Exercise aim: If a line in the entries below contains the word "appareil", it counts; report how many such lines there are, and only that number.

### Data to use

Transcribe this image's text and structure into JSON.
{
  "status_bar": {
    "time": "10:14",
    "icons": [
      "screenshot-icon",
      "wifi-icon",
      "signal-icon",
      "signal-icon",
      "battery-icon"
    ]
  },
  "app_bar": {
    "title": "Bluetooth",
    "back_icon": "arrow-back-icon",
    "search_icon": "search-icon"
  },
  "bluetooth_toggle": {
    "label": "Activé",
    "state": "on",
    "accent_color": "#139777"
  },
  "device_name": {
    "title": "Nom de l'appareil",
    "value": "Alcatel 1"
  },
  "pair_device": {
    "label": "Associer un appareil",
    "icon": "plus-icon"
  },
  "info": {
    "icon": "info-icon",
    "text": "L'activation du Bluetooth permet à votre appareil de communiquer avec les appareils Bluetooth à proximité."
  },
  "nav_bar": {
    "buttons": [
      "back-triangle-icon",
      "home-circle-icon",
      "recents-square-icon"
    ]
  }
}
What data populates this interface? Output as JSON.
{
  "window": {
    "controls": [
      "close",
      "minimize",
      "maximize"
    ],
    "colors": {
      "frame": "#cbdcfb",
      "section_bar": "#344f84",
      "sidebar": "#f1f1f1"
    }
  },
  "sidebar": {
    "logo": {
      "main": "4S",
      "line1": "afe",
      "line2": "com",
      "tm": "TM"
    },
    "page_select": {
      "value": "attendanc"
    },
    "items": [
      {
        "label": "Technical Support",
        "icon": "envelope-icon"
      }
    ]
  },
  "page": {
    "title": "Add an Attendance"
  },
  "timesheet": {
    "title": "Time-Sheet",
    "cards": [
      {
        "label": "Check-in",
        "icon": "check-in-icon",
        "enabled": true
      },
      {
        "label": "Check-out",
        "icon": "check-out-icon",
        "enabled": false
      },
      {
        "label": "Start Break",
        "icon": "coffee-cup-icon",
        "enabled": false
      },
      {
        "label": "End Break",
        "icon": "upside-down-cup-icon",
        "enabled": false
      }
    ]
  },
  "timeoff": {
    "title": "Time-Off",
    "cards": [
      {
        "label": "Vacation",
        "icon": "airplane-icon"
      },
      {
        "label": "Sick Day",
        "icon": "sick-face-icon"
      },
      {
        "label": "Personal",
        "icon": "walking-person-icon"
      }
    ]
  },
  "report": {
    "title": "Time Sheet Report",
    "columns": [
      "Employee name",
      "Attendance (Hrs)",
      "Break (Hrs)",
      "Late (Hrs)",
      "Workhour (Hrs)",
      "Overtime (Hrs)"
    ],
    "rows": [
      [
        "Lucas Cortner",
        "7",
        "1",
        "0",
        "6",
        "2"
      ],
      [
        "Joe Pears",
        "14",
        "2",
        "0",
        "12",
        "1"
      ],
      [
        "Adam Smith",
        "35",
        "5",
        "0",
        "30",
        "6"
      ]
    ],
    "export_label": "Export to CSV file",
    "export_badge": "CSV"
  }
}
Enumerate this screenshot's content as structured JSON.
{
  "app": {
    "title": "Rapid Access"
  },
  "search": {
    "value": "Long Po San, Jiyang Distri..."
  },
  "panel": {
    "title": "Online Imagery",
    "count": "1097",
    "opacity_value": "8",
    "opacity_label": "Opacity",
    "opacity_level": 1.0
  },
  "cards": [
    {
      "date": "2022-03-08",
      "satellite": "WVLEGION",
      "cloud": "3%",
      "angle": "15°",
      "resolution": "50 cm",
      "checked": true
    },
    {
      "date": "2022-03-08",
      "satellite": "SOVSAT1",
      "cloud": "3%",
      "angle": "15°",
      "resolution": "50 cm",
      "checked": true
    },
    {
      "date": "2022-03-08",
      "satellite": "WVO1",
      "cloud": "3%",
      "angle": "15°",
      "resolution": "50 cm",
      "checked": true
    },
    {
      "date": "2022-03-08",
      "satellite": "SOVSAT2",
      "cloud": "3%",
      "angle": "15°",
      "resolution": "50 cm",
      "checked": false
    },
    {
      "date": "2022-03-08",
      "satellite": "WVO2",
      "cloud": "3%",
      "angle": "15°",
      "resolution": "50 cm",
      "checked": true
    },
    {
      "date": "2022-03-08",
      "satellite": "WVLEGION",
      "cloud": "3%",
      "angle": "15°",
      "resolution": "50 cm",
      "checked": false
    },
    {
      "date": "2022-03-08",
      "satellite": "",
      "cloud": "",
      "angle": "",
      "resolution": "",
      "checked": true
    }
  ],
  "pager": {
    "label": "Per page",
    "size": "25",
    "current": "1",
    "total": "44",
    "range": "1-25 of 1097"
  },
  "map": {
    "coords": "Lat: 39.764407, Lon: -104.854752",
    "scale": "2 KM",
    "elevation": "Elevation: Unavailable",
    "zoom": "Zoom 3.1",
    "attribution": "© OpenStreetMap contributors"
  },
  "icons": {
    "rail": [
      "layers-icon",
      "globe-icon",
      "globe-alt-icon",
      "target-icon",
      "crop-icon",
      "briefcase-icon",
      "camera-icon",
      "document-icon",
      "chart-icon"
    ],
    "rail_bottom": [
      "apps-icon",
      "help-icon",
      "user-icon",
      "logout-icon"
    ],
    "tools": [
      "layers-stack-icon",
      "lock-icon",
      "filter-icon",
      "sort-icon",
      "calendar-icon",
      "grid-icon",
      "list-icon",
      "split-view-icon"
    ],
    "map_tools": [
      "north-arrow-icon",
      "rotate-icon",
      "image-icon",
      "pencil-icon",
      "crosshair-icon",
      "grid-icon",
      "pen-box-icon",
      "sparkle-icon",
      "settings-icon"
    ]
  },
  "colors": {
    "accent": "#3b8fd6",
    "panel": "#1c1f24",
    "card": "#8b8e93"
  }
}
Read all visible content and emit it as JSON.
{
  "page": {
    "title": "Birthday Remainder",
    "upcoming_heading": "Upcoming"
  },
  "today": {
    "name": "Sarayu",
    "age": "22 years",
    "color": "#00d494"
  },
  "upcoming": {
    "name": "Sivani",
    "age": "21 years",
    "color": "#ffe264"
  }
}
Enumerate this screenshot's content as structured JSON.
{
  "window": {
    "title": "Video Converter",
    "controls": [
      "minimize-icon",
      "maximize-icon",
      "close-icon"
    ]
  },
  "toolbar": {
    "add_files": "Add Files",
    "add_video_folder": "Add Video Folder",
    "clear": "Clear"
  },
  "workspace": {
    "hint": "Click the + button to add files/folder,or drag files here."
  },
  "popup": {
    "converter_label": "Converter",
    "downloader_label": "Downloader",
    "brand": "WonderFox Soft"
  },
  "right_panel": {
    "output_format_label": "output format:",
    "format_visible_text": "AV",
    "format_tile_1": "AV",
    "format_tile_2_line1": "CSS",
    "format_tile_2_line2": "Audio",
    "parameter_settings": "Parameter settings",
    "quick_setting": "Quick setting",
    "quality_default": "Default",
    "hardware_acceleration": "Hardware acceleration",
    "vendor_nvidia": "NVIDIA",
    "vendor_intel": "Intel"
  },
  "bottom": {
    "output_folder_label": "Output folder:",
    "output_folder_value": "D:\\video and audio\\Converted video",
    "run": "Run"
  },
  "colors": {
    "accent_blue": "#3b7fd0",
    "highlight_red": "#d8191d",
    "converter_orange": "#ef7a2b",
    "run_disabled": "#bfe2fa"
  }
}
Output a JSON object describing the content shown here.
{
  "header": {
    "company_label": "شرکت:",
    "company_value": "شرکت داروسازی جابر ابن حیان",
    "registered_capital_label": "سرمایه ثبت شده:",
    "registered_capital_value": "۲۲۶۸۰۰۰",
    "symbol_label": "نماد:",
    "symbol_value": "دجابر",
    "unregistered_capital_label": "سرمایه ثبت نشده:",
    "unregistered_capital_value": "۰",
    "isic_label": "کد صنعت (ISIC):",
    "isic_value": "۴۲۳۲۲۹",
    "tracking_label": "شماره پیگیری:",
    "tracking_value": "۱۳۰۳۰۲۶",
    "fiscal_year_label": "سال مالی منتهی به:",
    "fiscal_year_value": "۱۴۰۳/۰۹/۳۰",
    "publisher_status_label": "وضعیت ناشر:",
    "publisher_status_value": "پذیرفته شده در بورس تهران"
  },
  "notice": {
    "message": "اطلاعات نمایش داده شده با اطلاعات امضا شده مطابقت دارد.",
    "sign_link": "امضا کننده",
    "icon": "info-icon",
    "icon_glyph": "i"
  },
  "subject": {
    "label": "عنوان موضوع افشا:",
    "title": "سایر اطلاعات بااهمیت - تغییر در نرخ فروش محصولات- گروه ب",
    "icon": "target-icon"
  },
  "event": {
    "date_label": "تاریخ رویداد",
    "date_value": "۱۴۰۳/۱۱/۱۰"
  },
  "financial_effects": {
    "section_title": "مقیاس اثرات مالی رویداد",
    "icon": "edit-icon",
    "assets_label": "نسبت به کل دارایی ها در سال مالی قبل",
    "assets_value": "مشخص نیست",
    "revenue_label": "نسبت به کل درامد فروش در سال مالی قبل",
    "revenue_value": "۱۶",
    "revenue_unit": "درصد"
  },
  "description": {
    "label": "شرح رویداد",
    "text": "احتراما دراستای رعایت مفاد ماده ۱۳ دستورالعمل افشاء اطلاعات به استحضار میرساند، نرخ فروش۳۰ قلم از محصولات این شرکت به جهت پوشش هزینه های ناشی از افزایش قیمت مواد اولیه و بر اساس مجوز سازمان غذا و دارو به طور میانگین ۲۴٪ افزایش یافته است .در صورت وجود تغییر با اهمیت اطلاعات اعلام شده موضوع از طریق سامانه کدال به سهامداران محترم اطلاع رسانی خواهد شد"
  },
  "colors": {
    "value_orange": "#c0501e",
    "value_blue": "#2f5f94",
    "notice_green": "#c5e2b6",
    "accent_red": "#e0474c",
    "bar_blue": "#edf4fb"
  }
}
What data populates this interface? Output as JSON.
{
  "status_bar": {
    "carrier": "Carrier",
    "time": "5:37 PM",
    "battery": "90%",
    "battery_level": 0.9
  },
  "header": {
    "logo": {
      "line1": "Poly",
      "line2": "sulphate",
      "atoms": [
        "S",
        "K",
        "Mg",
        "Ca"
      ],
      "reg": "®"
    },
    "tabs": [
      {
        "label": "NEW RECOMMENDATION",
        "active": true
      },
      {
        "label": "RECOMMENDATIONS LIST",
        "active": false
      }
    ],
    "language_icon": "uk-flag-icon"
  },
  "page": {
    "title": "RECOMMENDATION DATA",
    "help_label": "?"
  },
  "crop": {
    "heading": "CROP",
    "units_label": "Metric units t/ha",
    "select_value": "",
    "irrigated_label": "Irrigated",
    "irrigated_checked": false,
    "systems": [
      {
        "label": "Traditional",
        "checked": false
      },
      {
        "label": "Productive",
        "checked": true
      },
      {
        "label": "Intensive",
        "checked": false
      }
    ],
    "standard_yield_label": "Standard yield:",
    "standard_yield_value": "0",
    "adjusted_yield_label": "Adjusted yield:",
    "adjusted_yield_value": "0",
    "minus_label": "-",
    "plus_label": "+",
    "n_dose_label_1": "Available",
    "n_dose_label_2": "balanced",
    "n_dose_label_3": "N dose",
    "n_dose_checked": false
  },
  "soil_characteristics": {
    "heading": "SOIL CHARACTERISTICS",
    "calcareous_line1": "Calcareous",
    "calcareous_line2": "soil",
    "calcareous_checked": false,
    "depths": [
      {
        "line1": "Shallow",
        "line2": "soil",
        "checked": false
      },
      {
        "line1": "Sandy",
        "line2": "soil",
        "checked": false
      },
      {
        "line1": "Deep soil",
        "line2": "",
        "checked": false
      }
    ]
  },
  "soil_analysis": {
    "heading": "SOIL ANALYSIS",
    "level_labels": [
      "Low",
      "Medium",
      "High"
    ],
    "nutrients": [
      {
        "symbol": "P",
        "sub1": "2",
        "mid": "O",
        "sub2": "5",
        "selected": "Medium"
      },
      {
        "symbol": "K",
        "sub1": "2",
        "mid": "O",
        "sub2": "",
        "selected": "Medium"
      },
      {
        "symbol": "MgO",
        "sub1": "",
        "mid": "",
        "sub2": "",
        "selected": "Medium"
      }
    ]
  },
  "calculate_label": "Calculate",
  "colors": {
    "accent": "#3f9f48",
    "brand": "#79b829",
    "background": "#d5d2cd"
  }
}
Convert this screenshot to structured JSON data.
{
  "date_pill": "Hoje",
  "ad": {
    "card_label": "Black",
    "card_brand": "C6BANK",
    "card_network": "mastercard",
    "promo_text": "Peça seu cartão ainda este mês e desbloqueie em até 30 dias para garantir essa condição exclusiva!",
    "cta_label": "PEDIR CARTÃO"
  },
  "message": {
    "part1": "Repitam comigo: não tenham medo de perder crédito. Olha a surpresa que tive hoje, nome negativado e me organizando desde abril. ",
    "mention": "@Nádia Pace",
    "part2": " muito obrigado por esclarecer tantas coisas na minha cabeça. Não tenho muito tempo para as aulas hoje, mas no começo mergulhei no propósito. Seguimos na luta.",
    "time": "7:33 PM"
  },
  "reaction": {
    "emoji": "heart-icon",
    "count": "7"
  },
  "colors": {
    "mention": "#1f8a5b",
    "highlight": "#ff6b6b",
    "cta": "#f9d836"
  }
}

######

Response to this exercise: 3